Felix Magath has been quiet in the transfer market, by his own standards, with just seven new arrivals. But will his new team gel? Defeats to Bayern Munich and Manchester City showed gulfs between the Wolves and the teams they want to be challenging at home and abroad. The loss of Patrick Helmes to injury for the first half of the season leaves his side even lighter in attack. Bas Dost and Ivica Olic were brought in to replace Mario Mandzukic, but neither have been particularly prolific in pre-season, aside from the Croatian's hat-trick in the DFB Cup last weekend. If Magath's Wolves are to emulate their title-winning heroics of 2008/09, they need Olic in that form in the Bundesliga each week while Diego, who was also on target last weekend, needs to prove he can take Magath's decisions with humility and work for the team.
Hannover have created club history by qualifying for Europe two seasons in a row, but can they make it a hat-trick of top-six finishes? And after reaching the quarter-finals of the UEFA Europa League last season, can they now go further? Their pre-season results have hardly been encouraging.

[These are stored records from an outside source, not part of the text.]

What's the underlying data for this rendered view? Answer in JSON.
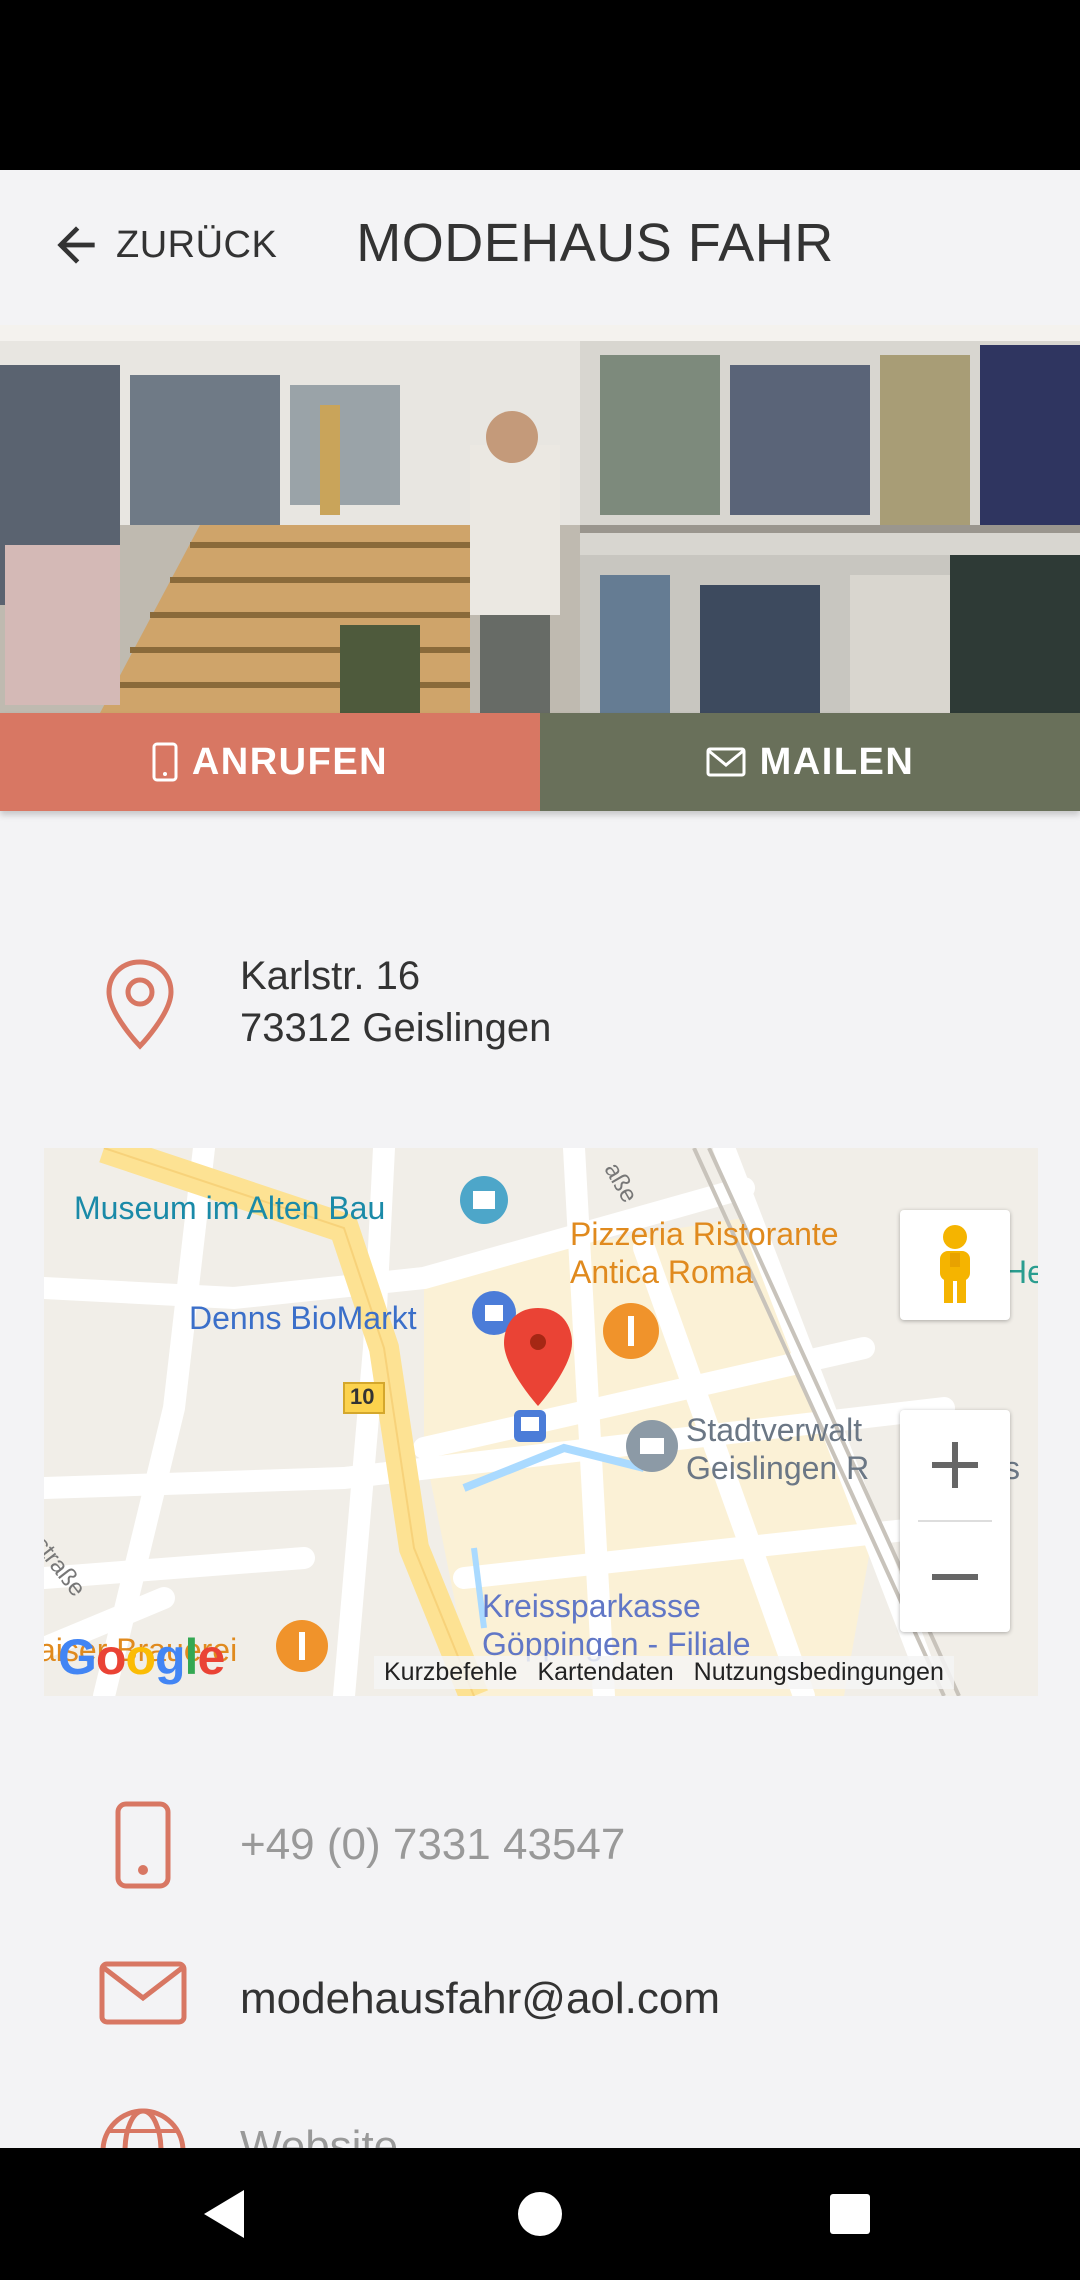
{
  "header": {
    "back_label": "ZURÜCK",
    "title": "MODEHAUS FAHR"
  },
  "actions": {
    "call_label": "ANRUFEN",
    "mail_label": "MAILEN"
  },
  "address": {
    "street": "Karlstr. 16",
    "city": "73312 Geislingen"
  },
  "map": {
    "labels": {
      "museum": "Museum im Alten Bau",
      "pizzeria_line1": "Pizzeria Ristorante",
      "pizzeria_line2": "Antica Roma",
      "denns": "Denns BioMarkt",
      "route": "10",
      "stadt_line1": "Stadtverwalt",
      "stadt_line2": "Geislingen R",
      "kreis_line1": "Kreissparkasse",
      "kreis_line2": "Göppingen - Filiale",
      "street_a": "ßstraße",
      "street_b": "aße",
      "brauerei": "aiser Brauerei",
      "edge_h": "He",
      "edge_s": "s"
    },
    "google": "Google",
    "footer": {
      "shortcuts": "Kurzbefehle",
      "mapdata": "Kartendaten",
      "terms": "Nutzungsbedingungen"
    }
  },
  "contact": {
    "phone": "+49 (0) 7331 43547",
    "email": "modehausfahr@aol.com",
    "website": "Website"
  },
  "colors": {
    "accent": "#d87763",
    "mail_green": "#69705a",
    "background": "#f3f3f5"
  }
}
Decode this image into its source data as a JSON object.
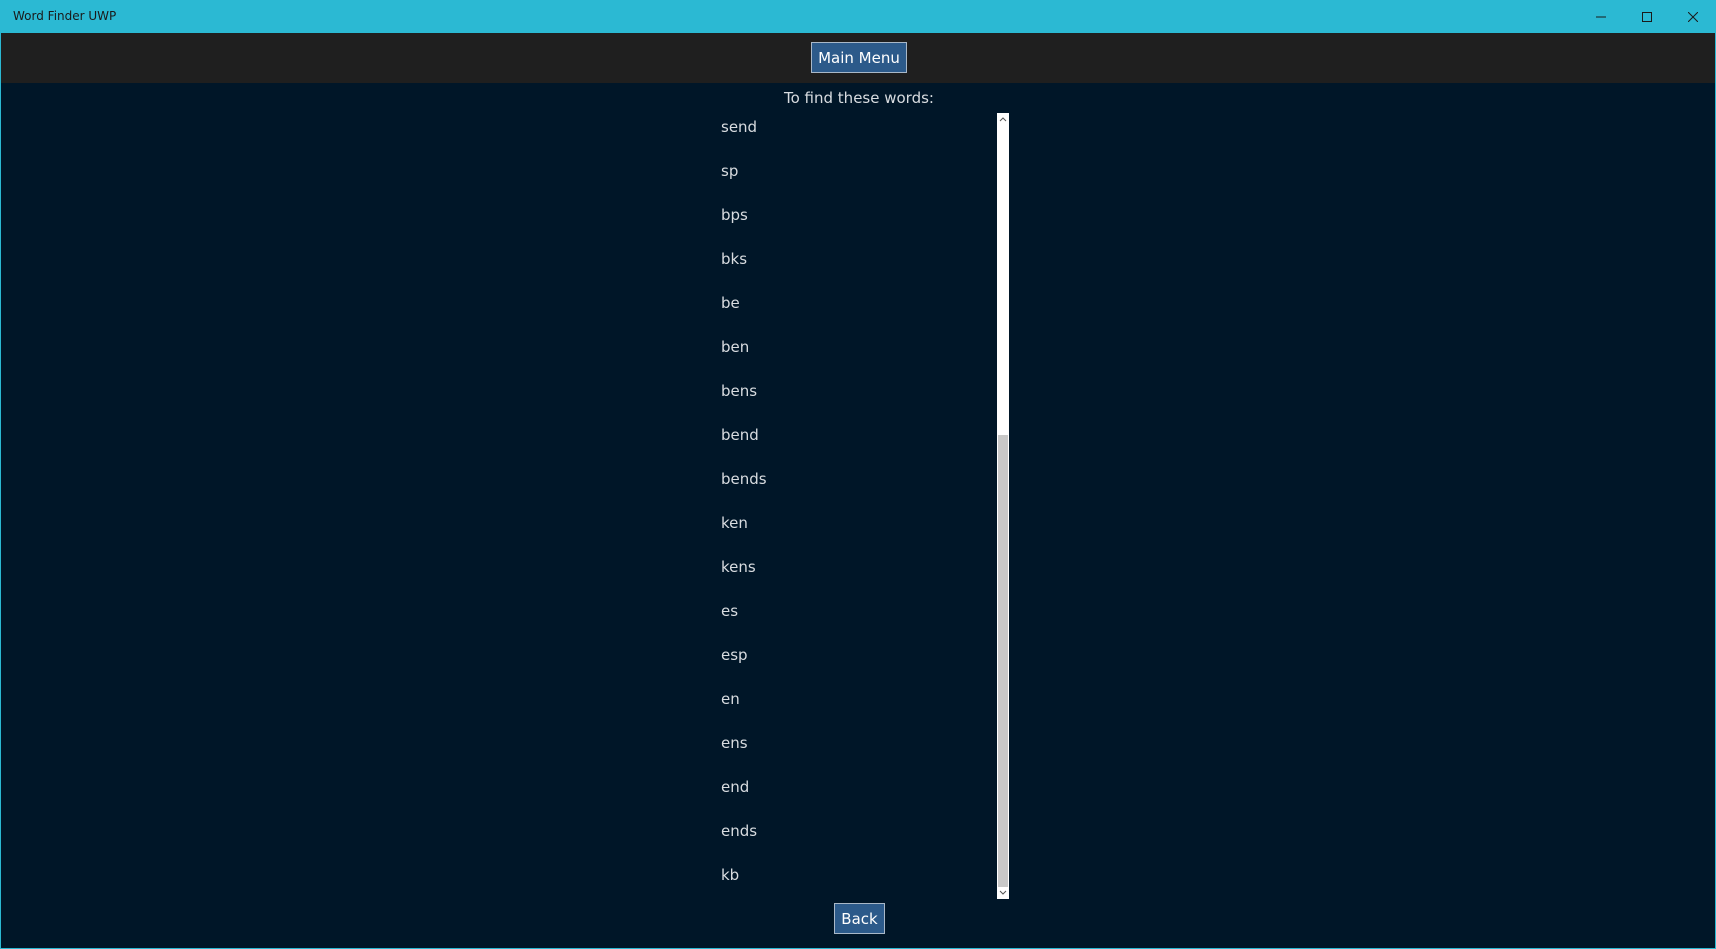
{
  "window": {
    "title": "Word Finder UWP"
  },
  "toolbar": {
    "main_menu_label": "Main Menu"
  },
  "content": {
    "prompt": "To find these words:",
    "words": [
      "send",
      "sp",
      "bps",
      "bks",
      "be",
      "ben",
      "bens",
      "bend",
      "bends",
      "ken",
      "kens",
      "es",
      "esp",
      "en",
      "ens",
      "end",
      "ends",
      "kb"
    ]
  },
  "scrollbar": {
    "thumb_start_fraction": 0.41,
    "thumb_end_fraction": 0.985
  },
  "footer": {
    "back_label": "Back"
  },
  "colors": {
    "titlebar": "#2bb9d3",
    "toolbar": "#1f1f1f",
    "background": "#001628",
    "button": "#2c5a8a",
    "text": "#d8dce0"
  },
  "icons": {
    "minimize": "minimize-icon",
    "maximize": "maximize-icon",
    "close": "close-icon",
    "scroll_up": "chevron-up-icon",
    "scroll_down": "chevron-down-icon"
  }
}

Defeat to Manchester United is perhaps acceptable, but falling victim to Hertha BSC Berlin and Preußen Münster have shown chinks in The Reds' armour. Münster's victory over SV Werder Bremen in the DFB Cup put that loss into perspective while Hannover hit the ground running in the Cup with Jan Schlaudraff masterminding a 6-1 win over Nöttingen. The team has not been altered much with Szabolcs Huszti returning from Zenit St. Petersburg and Altin Lala joining Bayern Munich's reserve team, while the expectations will be high of Mame Diouf in his first full season in the Bundesliga.
Few would have predicted that Mainz's permanence in the top flight of German football would endure for three years, and perhaps their biggest test is about to begin. Thomas Tuchel has taken the plaudits for his young side's attractive football, but their boy band of Lewis Holtby, Andre Schürrle and Adam Szalai seems a distant memory, as a defeat to SV Sandhausen in pre-season hammered home. Draws with FC Metz, Austria Vienna and FC Sevilla may look good on paper, but the Spaniards are a shadow of the side which clinched the UEFA Cup in 2006 and 2007, as Hannover 96 demonstrated a year ago. Szalai's two goals in the DFB Cup last weekend provided some promise, though, and after over a year of injury agony, Mainz can only hope he is now fully recovered and back to his best if they are to stay up once again.
Dieter Hecking has dispelled the word relegation since arriving in Nuremberg, but results this pre-season hint at a return of the troubles which have frequently plagued Der Club down the years. It started well enough with a 4-2 win over Borussia Dortmund on Marek Mintal's testimonial, but a 1-0 defeat to Real Betis and only a 2-2 draw with Ingolstadt suggest that Hecking has his work cut out - once again. There is nothing new in Hecking having the challenge of rebuilding his side after losing key players, though, and a year after seeing Ilkay Gündogan defect to Borussia Dortmund, he now has to cope without Philipp Wollscheid and Albert Bunjaku. He has taken a gamble on Hiroshi Kiyotake, but defeat in the first round of the DFB Cup to fourth-division opponents TSV Havelse indicates he may not have got it right this time.
Thorsten Fink had been installed as favourite to become the first Bundesliga managerial casualty even before Hamburg were knocked out of the DFB Cup to Karlsruher SC. The odds on that happening have now shortened and all Fink can do is hope that the Cup defeat is an omen - Mirko Slomka was also destined for the chop after Hannover were dumped out of the Cup in the first round two years ago, but The Reds went on to play the most successful season in their history to qualify for the UEFA Europa League. For that to happen, Fink will be relying on new signings Rene Adler, Paul Scharner and Artem Rudnevs to deliver the goods for the Bundesliga's only permanent partner of 50 years.